ed (o CnUforn,a nd took pnssng0 ,n a
BalllK vesse, nnd cnme ammd Cnpe
Horn Tho veSHe, carrled Unlted
states slore8 whch wero consgIled to
tho nnvnl forcef) at Monterey YounK
Crabbo undortook tne JournGy n8 cIerk
to ,,, father They reninIned , Ca.
fornln for n short tlIe when Capta,n
'Crnbbo wttH Bent to Honolulu. He was
a representative fiere of the United
States for some time, when he resigned
and went Into business for himself.
Horace Crabbe remnlm.il win, Ma
father, acting ns his clerk. He
I wards went Into business for himself.
I WhllcCol. W. F. Allen was Collector
of tho Port Horace Crabbo occupied a
position In tho Customs House and in'
a subsequent regime ho was the act-'
lng Surveyor of the Port.
When Lunnlllo came to the throne ho
called Mr. Crabbe from the Customs
House and offered him tho post of
chamberlain, which was accepted, Mr.
Crabbo walked with the k ng ta thb
. , ...
nlnce where he took tho oath. lie waa
v. . ..,,
wiuinuuriuiii uniu mat monarch's
death about a year afterward.
Ho then went to Lellehua Ranch which
he partly owned. The drought cnme
and the ranch was almost stripped of
ills live stock. He returned to Hono
lulu and successively engaged In the
draylng and hay and grain business.
'While in the grain business he wa3
elected a noble on the National Reform
ticket during the reign of Knlakaua
and served his term In the legislature.
In later years he was connected with
the police station under Marshal
Parke, and was also with the Oahti
Railway. In recent times ho retired
from active participation in business
He was one of the oldest Masons In
the Islands having been connected
with Lodge le Progres for ov.er thirty-four
Ho was married In 1857 to Elizabeth
Meek, daughter bf Captain John Meek.
He leaves surviving him flvo children:
De Courcy W., John M., Clarence L.
1 the President of tho Hawaiian Scnnte
Horace N., and Mrs. Lydla R. Allen.

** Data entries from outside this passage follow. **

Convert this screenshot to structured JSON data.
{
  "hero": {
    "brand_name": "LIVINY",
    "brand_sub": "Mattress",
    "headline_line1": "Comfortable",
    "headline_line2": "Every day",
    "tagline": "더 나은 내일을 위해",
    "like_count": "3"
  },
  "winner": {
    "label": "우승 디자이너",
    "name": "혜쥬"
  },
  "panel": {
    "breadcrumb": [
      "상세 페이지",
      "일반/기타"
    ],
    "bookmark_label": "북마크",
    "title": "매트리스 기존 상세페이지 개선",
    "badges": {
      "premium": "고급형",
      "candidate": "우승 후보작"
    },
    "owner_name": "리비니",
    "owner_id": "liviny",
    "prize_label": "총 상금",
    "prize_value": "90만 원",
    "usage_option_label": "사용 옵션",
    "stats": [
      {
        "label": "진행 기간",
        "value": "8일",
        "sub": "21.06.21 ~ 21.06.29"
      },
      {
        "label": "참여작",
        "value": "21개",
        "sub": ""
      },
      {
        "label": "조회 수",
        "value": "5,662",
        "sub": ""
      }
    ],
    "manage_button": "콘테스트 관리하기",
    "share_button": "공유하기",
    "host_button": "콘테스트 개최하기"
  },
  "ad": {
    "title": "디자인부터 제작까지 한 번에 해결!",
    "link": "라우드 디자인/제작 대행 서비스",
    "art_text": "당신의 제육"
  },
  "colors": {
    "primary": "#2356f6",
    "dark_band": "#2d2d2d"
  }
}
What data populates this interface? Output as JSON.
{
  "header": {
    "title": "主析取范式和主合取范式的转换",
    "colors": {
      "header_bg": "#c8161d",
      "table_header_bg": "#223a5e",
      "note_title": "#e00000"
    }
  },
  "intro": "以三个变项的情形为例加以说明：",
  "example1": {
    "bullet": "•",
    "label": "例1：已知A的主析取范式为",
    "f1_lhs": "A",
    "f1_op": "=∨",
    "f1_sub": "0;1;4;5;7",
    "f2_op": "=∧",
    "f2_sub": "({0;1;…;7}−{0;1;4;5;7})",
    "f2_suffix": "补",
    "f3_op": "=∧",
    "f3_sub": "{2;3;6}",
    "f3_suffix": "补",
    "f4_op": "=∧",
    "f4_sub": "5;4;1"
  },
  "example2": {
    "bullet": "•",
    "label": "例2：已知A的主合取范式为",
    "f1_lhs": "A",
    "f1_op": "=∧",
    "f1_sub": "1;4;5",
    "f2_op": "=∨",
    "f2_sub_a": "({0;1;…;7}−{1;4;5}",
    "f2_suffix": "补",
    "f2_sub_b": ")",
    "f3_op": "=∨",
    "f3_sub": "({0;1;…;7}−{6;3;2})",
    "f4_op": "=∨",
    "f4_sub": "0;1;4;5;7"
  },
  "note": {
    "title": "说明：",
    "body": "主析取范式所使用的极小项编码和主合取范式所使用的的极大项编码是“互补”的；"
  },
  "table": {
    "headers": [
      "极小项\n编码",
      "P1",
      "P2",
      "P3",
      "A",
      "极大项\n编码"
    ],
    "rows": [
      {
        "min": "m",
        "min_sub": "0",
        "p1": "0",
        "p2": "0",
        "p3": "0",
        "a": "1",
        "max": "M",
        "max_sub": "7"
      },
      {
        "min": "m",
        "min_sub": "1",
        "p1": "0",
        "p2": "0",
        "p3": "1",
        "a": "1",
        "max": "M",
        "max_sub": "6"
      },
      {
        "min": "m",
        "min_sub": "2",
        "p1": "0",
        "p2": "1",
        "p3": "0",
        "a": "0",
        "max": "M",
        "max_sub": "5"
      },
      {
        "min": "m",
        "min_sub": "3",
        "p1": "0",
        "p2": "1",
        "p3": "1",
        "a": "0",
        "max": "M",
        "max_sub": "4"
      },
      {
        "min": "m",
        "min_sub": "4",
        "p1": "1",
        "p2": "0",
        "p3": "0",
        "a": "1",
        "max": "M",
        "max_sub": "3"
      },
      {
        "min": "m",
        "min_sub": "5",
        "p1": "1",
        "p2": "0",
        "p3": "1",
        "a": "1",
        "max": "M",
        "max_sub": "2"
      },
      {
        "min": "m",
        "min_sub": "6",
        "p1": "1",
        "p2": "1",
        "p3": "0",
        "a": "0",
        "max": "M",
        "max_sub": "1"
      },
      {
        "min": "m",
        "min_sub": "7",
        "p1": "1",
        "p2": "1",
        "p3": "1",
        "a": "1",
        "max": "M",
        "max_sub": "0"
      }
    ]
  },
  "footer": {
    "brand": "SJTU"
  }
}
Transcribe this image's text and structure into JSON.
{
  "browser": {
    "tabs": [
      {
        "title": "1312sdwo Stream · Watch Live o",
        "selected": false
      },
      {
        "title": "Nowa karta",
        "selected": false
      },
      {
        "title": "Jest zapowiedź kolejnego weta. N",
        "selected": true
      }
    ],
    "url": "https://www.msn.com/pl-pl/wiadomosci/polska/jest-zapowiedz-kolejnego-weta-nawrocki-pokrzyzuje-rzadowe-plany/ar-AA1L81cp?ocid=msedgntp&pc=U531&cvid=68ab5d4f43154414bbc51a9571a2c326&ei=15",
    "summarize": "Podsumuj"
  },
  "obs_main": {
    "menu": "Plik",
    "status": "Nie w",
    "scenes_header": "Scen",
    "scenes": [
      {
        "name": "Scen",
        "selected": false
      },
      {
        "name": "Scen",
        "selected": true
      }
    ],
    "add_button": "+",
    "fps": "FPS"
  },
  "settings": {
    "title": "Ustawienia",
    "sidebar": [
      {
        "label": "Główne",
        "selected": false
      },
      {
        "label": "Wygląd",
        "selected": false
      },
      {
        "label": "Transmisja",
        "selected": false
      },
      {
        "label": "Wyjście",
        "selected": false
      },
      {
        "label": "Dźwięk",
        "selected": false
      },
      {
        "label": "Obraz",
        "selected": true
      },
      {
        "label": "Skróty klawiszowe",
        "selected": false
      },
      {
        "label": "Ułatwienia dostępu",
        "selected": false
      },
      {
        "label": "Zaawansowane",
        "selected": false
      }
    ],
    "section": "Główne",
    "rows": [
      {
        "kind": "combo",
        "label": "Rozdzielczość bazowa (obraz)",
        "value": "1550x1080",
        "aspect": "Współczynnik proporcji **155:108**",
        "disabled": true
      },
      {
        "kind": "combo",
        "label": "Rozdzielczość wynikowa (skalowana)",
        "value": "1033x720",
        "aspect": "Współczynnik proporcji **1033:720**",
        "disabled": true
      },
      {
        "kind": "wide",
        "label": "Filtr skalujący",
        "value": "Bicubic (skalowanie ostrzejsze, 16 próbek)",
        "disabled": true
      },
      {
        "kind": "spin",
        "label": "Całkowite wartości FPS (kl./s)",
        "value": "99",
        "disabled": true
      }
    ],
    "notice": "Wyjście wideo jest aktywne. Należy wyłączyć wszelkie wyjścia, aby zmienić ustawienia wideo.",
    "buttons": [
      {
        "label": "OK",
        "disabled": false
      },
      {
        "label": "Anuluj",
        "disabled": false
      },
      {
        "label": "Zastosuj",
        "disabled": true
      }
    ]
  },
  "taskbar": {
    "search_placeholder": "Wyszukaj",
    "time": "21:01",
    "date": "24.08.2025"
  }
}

.""L" """." or u":lr ""eBH " serve..
his onnriHltlnn. niiintint fnrr 1r Hilu tl,,,f
.,. iiIlu...inn imv i.n,i thi,. ,i .i
are not consldeied by hint fit Jurors.
anyhow, whoever they are, and In thin
connection wo state that under existing
laws the Judge has had practically
supreme control of tho selection
of Jurors, so that Judge Little Is
In a postlon fo enforce nnd carry out
his prejudices, and we submit that Investigation
will show that he is carrying
nut iiIb prejudices and that tho
Jury list of his Court shows such n
small percentage of Hawallans as to
prove that "the Juries are drawn on
race lines with only Just enough
on the Jury to technically escape
thn nccusatlon that Juries are
drawn on race lines In his court, alt
of which Is very respectfully submit-
Unfinished: When the new puppies
were discovered to bo blind Teddy was
very unhappy. His auntie assured
W- w -
ln ,Ule tlme' When bedtime came
Teddy was heard adding a petition to
h8 prayers: "Dear God, do please
Ty U1 rnd "nlB U10S0 pupmea! -"J"
Plncott s Magazine,
Her first proposal: Madge "Was
sho glad when ho told her(the old, old
story','" Marjorlo "You bet she was.
Why, that girl never heard It before."